One independent wine merchant in Sheffield is counting the cost after flood water caused by June's heavy rainfall swamped his warehouse and shop, causing an estimated £250,000 of damage.
Patrick Jouan, owner of Le Bon Vin, said it could take two months to repair the buildings and re-stock, although he was managing to supply restaurant and internet customers with their orders.
"I have never seen anything like this . I think insurance will cover about 60 per cent of the cost, but this will certainly affect our business , " he said.
The Rhythm & Booze chain, which has branches across north east England, also experienced problems due to the floods, although stores remained dry.

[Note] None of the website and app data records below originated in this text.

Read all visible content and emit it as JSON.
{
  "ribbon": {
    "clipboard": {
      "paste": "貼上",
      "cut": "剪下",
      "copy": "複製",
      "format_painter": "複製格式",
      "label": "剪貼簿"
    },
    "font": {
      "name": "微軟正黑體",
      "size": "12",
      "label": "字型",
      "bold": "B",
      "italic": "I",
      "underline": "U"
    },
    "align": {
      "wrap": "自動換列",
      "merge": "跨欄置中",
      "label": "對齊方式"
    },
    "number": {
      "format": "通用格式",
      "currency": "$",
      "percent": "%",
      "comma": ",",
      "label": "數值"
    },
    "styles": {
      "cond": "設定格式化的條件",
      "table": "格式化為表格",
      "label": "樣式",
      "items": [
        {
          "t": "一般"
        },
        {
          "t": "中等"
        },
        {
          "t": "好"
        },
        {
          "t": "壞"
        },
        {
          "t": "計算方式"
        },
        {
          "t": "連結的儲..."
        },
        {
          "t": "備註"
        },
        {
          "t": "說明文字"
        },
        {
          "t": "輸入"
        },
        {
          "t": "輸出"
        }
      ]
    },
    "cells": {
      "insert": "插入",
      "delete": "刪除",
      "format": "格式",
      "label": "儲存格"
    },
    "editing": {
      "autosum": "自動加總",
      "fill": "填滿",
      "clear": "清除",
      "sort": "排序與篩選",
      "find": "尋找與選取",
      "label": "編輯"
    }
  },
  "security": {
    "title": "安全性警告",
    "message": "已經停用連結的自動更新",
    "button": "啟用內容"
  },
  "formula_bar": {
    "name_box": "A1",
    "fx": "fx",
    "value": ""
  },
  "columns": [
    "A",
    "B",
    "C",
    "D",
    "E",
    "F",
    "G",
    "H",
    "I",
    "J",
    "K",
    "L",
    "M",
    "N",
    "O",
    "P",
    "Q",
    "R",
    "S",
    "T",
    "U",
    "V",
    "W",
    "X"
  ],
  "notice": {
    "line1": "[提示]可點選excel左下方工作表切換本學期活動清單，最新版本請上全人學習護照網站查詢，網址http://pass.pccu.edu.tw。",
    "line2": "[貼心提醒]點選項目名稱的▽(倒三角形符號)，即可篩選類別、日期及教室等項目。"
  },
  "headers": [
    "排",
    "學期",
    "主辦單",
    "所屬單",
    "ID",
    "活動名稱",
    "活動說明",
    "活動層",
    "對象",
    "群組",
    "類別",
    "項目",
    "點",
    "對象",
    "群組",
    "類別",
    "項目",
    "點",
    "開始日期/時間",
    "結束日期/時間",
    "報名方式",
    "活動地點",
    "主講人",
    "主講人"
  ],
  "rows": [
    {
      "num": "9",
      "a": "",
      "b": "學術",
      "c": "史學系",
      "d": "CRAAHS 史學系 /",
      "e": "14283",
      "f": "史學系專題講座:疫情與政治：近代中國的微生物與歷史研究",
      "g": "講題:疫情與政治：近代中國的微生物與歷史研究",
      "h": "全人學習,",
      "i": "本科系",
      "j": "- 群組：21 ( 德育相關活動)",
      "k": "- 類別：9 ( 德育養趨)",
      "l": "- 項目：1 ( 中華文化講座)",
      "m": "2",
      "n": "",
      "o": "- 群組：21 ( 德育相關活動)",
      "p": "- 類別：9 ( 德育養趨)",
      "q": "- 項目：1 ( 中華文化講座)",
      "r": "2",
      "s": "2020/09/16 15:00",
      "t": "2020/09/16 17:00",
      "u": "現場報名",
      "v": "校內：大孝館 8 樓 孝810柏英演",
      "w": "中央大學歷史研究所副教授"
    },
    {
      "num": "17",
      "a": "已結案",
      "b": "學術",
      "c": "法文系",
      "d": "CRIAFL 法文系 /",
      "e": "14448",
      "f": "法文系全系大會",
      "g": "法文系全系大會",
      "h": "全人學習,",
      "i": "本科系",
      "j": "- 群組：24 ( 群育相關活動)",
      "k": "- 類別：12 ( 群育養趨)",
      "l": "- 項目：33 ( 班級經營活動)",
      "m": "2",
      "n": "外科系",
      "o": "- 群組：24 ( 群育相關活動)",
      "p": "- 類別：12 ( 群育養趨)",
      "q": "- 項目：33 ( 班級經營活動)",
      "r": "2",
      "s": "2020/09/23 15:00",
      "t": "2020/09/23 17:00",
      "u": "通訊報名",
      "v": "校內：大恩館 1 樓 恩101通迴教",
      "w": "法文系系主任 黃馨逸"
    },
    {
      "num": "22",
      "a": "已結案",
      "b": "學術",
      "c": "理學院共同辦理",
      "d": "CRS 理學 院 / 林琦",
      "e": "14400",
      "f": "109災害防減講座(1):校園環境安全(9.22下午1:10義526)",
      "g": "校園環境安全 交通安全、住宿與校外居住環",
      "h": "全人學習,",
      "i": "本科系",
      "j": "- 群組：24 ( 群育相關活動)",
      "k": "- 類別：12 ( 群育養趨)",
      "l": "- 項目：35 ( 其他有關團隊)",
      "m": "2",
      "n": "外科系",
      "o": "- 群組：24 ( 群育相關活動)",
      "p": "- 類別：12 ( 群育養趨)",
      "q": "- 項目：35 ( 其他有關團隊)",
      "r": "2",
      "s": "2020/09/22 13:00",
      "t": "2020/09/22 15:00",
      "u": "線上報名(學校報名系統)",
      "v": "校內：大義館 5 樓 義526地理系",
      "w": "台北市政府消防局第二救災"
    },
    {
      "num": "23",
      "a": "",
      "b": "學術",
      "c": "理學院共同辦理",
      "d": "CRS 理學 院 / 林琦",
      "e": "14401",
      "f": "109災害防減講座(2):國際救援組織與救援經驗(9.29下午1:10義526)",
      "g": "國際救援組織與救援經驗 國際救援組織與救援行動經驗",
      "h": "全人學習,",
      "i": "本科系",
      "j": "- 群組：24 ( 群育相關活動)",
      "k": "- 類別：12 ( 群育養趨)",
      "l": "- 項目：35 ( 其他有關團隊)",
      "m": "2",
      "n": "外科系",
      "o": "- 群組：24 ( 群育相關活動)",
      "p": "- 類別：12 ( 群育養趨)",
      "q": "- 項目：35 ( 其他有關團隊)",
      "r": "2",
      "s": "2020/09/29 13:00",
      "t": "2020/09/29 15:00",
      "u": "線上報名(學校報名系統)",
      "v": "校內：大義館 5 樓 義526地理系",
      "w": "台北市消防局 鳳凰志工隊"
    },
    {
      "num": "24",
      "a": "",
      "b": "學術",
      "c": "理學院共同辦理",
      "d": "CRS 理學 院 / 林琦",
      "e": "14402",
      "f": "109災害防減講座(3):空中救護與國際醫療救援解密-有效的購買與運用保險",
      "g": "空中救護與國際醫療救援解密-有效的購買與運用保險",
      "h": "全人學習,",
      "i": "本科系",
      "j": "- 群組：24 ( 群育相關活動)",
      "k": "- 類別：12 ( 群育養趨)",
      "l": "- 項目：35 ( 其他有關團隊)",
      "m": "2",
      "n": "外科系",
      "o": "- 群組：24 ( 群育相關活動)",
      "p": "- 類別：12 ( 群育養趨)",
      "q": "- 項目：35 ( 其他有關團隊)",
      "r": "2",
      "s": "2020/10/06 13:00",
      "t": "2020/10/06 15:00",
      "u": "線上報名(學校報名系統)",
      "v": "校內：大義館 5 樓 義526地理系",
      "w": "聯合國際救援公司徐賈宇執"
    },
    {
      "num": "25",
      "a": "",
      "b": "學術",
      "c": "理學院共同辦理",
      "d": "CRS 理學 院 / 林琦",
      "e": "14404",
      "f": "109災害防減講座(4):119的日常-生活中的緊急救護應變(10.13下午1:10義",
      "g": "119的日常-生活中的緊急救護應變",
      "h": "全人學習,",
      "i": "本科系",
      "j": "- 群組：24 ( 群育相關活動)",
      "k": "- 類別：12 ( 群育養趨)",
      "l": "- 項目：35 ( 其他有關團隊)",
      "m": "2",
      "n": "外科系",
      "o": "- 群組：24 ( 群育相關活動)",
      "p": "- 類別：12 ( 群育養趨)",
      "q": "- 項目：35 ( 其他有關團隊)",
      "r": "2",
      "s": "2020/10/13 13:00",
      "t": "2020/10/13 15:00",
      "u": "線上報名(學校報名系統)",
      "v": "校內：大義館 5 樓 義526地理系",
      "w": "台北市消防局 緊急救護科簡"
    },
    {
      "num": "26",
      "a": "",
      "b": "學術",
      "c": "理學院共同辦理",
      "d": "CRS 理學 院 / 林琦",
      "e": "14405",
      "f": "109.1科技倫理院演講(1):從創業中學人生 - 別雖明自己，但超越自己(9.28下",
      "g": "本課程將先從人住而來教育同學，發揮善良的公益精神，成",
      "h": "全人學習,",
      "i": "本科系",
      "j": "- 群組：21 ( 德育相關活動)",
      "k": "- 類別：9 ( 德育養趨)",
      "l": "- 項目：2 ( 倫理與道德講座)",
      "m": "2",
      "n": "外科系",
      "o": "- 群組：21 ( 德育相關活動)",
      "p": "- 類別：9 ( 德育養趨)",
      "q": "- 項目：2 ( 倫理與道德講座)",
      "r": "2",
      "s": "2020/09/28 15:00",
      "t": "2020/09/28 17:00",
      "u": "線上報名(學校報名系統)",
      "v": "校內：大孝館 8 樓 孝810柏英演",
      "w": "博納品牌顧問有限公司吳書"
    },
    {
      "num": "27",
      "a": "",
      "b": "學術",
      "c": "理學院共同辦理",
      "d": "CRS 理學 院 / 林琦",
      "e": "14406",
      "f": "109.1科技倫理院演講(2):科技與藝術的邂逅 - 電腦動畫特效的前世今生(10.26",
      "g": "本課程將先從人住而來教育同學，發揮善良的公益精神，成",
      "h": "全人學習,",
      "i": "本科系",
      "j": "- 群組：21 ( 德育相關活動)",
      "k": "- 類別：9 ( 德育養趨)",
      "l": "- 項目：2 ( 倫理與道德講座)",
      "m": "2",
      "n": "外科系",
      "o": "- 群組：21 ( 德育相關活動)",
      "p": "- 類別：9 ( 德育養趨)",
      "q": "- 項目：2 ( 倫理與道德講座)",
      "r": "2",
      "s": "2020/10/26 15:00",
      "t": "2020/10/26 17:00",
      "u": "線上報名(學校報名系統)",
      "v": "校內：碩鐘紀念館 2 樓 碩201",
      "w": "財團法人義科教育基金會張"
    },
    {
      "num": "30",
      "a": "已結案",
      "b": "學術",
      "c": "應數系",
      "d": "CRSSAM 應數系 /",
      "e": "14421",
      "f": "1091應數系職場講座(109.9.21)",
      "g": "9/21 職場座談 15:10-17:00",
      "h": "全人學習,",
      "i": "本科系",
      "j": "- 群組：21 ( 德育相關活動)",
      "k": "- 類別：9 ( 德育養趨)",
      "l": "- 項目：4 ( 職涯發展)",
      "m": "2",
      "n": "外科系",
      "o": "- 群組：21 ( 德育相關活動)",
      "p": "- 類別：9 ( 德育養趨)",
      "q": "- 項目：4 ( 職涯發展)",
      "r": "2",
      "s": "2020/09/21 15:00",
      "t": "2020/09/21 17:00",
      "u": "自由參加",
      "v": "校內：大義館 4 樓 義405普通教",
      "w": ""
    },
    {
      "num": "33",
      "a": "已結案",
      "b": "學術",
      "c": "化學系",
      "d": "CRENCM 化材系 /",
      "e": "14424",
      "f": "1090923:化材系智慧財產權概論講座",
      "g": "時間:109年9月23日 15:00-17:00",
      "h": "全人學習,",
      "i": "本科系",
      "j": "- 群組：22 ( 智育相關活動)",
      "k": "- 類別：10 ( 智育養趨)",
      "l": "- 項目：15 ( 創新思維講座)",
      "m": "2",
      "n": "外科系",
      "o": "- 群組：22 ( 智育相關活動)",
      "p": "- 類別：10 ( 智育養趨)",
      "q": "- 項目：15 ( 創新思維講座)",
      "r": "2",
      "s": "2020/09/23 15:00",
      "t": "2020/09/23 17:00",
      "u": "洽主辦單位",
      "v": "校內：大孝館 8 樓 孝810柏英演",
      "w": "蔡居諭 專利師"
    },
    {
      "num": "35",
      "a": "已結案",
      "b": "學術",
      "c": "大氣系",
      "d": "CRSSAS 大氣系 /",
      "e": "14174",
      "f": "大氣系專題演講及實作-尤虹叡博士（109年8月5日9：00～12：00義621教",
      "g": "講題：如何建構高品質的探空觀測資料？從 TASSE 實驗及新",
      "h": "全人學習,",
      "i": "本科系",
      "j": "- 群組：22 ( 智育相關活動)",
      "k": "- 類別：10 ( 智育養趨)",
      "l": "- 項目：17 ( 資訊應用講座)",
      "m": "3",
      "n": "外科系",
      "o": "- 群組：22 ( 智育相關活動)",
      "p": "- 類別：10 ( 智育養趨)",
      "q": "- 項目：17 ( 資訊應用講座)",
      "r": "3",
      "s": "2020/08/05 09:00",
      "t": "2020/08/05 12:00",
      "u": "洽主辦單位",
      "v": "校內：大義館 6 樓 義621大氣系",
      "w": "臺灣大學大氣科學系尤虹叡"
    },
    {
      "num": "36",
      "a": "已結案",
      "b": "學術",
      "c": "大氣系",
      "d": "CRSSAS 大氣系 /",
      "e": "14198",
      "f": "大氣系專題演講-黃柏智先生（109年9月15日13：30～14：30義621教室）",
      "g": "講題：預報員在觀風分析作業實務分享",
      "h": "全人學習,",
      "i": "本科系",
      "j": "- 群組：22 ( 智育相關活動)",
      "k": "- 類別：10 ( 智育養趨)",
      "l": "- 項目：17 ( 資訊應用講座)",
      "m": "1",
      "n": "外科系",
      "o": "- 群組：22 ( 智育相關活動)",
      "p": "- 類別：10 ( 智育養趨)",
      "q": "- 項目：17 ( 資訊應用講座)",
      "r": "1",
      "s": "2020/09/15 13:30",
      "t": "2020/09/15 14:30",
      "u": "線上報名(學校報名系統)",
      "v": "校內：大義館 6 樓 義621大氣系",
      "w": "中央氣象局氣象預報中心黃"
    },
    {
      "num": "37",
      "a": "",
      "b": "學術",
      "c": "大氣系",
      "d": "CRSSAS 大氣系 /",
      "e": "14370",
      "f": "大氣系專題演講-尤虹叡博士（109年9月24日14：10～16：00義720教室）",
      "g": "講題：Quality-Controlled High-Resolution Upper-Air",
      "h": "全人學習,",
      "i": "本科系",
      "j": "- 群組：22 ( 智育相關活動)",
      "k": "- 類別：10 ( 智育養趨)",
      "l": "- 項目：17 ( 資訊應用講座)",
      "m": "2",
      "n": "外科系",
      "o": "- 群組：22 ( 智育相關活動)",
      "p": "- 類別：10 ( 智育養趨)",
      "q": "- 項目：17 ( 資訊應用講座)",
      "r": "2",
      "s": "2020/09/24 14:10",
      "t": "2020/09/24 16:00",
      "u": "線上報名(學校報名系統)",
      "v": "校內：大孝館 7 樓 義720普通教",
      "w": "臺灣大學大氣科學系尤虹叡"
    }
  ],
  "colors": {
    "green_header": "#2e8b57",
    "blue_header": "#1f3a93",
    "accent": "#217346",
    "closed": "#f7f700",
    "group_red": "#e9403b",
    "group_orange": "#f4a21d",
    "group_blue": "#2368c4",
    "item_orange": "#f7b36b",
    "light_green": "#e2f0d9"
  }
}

Managing director Martin Swaine said: "It's been a problem with logistics. We had quite a few power cuts and incidents of staff not being able to make it in. We've been running behind with deliveries both into and out of the area . Trade has been surprisingly good, though and sales are on a par with this time last year."
In badly-hit Hull, trade is picking up after a two-week lull. Corrinne Sykes of the Bottle Shop said: "Our stock was OK, but we did have to close for the day and we saw a drop in business for a bit."
English wine producers are also feeling the affects of the bad summer weather.
Julia Trustram-Eve of English Wine Producers said: "Currently it's looking as if it will affect the final volume produced." At Bookers Vineyard in West Sussex, crops have been affected and at Camel Valley in Cornwall, Bob Lindo said yields could be down by 20 per cent.